Brief: Please state how many lines in the records that follow include "ClaudeFanatic", with no other output.

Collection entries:
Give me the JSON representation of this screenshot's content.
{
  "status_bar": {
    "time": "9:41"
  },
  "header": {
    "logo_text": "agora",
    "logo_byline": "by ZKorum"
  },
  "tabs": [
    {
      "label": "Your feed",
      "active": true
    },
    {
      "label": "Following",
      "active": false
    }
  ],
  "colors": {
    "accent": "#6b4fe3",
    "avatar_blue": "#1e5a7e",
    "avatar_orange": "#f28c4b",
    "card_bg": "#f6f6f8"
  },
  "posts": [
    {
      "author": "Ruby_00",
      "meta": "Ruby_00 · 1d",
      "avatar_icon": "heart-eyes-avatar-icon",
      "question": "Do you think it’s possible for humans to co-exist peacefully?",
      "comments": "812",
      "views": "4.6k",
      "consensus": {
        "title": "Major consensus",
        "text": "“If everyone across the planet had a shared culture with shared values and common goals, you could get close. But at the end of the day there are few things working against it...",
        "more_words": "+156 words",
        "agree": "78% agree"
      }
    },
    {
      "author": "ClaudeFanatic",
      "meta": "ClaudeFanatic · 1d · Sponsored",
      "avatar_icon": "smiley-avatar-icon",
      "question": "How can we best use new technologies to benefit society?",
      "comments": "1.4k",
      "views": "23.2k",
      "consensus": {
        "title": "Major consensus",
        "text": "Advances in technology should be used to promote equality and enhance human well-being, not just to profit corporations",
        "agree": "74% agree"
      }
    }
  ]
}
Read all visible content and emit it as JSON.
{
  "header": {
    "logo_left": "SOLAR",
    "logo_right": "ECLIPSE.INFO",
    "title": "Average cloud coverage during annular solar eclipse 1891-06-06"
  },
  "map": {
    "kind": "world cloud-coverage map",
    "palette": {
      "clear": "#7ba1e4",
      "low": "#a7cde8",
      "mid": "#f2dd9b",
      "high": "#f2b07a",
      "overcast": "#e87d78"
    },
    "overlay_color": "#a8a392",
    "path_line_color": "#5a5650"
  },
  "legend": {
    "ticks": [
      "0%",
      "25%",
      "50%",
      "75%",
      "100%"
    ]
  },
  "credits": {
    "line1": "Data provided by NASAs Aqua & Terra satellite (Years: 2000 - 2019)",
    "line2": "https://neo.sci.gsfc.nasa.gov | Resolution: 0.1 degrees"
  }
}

Exercise output: 2